Egypt

Morsy’s Letter to Peres

Egyptian President Mohamed Morsy’s letter to Israeli President Shimon Peres.

Peres has verified this exchange on his official Facebook page.

Gaza

Will Gaza Declare Independence?

There is growing evidence that Hamas in Gaza will unilaterally declare its independence, and disengage from Israel and the West Bank (at least for the time being). Continue reading “Will Gaza Declare Independence?”

Syria

Expect More Violence, Not Democracy Transition, In Post-Assad Syria

(Photo: Paul Grover)

When I wrote in a previous post that Assad may deploy chemical weapons against the Syrian opposition in revenge for the July 18 bombing in Damascus, it is equally important to emphasize this type of violence could also occur in a post-Assad Syria. Continue reading “Expect More Violence, Not Democracy Transition, In Post-Assad Syria”

Israel, Palestinians

Weekend Thinking: Israelis and Palestinians

The failure to advance Israeli-Palestinian peace talks have produced a surge of commentary among analysts and pundits advocating various alternatives.  The primary scenarios proffered include maintaining the status quo and refusing to compromise, a one-state bi-national option, a two-state option in which a Palestinian state lives next to Israel, and a three-state option in which the West Bank and Gaza Strip each with their separate governments form distinct states, perhaps uniting with Jordan and Egypt, respectively. Continue reading “Weekend Thinking: Israelis and Palestinians”

Palestinians

Give Palestinian Third Parties a Chance

Published in the Daily Beast on July 26, 2012.

No, Dani Dayan, the status quo in the West Bank cannot continue.

I’ll leave it to other commentators to explain why this is the case on the Israeli side.  But when it comes to the Palestinian side, it’s time to consider alternatives to Fatah and Hamas—they’re not all we’ve got.

Hamas and Fatah aren’t making Obama’s promise of democratic transition in the Arab world a reality, it might be time for all of us—Palestinians, Israelis, and Americans—to consider third party alternatives. Continue reading “Give Palestinian Third Parties a Chance”

Egypt, Gaza

The Egypt-Gaza Nexus

(AFP/Hamas/File, Mohammed al-Hams)

A gradual yet significant shift in Egyptian policy toward Gaza has occurred since Mohamed Morsi won the presidency in democratic elections in June.  Hosni Mubarak enforced a blockade of Gaza with Israel since 2007, severely limiting the freedom of movement for Palestinians. Continue reading “The Egypt-Gaza Nexus”

Palestinians

Article Review

Published in American Diplomacy on June 20, 2012.

Palestinian Attitudes Toward Israel
by Dr. Michael Sharnoff
http://www.fpri.org/enotes/2012/201205.sharnoff.palestinian-attitudes-israel.html
Reviewed by Norvell B DeAtkine

The writer, a recent graduate of King’s College, London, writing for the Foreign Policy Research Institute, surveys Palestinian attitudes from the standpoint of the secularists, Hamas, Fatah, and the general public toward the state of Israel.
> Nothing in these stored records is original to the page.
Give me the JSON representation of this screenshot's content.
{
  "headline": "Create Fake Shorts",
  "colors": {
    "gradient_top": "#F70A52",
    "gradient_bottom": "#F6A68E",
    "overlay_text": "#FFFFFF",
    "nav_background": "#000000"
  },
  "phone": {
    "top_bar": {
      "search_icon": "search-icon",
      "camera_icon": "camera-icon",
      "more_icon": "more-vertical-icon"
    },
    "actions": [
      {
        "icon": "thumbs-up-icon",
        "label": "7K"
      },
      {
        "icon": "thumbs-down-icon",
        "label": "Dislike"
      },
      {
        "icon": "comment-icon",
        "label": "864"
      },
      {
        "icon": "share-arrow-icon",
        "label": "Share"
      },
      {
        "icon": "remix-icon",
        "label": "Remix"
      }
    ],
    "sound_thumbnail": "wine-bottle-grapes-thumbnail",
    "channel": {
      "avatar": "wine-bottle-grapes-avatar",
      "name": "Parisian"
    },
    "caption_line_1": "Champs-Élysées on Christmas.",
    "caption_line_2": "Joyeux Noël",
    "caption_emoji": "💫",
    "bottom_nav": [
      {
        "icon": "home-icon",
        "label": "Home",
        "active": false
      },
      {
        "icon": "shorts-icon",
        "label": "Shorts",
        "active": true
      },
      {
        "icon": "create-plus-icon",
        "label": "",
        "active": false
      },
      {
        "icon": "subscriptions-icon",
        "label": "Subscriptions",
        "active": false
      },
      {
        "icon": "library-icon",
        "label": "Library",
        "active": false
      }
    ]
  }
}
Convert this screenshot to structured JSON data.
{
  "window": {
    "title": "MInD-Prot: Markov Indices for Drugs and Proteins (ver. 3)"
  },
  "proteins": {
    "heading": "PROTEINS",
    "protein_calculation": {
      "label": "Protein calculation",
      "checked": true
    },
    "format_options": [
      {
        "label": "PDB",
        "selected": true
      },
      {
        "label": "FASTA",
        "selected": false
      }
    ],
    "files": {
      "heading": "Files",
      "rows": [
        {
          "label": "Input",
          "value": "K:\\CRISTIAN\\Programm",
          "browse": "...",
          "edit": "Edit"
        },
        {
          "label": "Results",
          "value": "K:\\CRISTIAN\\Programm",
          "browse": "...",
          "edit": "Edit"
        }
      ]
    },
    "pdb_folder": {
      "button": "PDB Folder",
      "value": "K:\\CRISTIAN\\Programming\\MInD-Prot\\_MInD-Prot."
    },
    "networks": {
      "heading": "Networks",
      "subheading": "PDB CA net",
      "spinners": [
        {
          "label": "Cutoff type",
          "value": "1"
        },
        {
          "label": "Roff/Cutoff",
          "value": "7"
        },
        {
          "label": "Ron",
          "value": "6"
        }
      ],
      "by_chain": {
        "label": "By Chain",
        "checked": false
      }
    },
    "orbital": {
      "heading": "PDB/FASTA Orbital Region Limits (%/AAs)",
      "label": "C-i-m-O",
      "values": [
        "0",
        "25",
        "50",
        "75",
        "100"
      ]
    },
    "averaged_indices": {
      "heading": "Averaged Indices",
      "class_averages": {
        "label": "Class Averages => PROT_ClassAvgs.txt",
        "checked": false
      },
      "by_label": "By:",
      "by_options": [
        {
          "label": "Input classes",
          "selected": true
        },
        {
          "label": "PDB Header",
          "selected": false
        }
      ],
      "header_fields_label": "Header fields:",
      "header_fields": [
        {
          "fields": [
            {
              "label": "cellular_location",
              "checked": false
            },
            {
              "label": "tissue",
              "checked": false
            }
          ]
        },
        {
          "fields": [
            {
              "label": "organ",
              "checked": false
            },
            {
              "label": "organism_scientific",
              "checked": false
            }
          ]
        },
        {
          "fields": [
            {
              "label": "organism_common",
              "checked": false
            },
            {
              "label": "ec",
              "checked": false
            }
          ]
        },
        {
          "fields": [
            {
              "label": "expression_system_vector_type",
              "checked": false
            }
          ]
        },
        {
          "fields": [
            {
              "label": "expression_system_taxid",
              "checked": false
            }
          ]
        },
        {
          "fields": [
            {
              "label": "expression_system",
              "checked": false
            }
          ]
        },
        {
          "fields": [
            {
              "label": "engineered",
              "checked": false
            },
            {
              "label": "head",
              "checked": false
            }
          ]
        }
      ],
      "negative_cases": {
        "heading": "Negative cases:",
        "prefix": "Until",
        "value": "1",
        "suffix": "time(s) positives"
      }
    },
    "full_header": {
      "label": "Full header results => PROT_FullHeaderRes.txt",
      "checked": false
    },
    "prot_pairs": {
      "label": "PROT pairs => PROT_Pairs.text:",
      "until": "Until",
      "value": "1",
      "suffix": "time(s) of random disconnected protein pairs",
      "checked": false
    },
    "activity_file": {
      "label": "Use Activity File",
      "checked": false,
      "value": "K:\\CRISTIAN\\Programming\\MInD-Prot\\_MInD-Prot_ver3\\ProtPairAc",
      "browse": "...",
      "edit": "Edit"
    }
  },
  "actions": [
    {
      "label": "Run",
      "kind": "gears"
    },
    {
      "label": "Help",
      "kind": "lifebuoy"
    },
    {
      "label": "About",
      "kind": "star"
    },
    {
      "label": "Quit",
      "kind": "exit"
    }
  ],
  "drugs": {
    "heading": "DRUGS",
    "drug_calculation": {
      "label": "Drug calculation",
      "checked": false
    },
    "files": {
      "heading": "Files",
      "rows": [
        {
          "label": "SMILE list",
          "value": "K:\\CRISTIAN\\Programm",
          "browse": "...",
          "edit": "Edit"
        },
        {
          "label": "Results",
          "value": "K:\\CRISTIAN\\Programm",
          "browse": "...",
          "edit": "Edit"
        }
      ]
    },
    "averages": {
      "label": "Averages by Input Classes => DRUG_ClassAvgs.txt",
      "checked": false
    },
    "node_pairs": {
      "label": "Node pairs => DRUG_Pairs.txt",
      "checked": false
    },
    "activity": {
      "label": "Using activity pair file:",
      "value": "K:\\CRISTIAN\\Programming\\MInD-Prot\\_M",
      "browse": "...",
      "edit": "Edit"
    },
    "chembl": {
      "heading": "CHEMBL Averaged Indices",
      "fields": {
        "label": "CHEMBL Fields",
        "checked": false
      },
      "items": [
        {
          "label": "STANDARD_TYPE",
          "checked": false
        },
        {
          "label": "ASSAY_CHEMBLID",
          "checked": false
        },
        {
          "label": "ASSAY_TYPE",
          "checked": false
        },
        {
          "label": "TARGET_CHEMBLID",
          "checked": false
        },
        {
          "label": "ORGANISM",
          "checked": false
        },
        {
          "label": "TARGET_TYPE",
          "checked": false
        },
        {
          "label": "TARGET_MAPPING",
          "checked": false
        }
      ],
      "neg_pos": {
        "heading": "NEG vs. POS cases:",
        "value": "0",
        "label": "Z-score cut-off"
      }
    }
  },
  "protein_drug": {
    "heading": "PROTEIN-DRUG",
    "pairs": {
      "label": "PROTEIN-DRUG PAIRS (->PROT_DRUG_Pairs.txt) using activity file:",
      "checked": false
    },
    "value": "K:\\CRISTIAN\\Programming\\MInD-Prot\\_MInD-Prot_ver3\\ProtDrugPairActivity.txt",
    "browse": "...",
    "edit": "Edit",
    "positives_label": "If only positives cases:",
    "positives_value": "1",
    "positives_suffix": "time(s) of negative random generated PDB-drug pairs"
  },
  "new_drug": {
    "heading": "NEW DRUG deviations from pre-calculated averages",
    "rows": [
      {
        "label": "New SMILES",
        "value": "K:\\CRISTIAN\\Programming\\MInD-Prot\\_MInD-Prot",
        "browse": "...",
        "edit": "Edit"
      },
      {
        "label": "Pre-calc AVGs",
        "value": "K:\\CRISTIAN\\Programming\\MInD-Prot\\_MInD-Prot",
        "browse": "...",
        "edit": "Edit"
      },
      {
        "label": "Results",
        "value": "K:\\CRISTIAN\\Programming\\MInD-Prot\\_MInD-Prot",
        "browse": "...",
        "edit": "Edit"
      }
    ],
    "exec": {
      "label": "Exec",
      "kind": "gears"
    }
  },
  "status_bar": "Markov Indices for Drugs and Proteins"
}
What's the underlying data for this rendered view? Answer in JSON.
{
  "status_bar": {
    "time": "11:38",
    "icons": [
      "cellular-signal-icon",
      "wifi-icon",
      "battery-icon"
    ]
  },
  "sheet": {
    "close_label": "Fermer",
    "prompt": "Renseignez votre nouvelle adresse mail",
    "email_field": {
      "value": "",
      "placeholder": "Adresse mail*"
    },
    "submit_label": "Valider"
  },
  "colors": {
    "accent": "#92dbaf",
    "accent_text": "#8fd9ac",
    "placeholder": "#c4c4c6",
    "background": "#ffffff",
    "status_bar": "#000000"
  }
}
In general he finds that Palestinians of all categories embrace “popular, non-violent resistance.” That attitude leads to demonstrations, hunger strikes, boycotts, and sanctions. Sharnoff posits that billionaire Munib al-Masri speaks for the secularists in advocating a peace with Israel in return for a state in the West Bank and Jerusalem as its capitol. Interviewing a respected moderate Islamist and professor at a Palestinian university, the writer was told that the ‘Arab Spring” has emboldened Islamist radicals and that American inaction in promoting moderate Islamists constituted a missed opportunity. Moreover, in spite of corruption and authoritarianism, which characterizes the Palestinian leadership, any uprising among the Palestinians will be directed at Israel, not the Palestinian leadership. Continue reading “Article Review”

Palestinians

Palestinian Attitudes Toward Israel

Published in the Middle East Media Monitor, an Foreign Policy Research Institute E-Note series, on May 23, 2012.

As the uprisings in North Africa and the Middle East enter into their second year, how have these unprecedented events impacted Palestinian attitudes toward Israel? Will Palestinians be emboldened to mimic these revolts and collectively decide to embark on another intifada? Will they continue to pursue unilateral efforts to declare statehood in the United Nations? Or will they use a diplomatic approach and reach a negotiated settlement with Israel?

A survey of attitudes from secularists, Hamas, Fatah and the general public suggests that Palestinians will continue to embrace what they describe as “popular, nonviolent resistance” to gain concessions. These tactics include seeking unilateral recognition at the UN, staging small protests in Arab villages near the controversial security barrier, organizing demonstrations like the Global March to Jerusalem, and utilizing boycotts, sanctions and divestiture programs as well as hunger strikes by prisoners.[1] Continue reading “Palestinian Attitudes Toward Israel”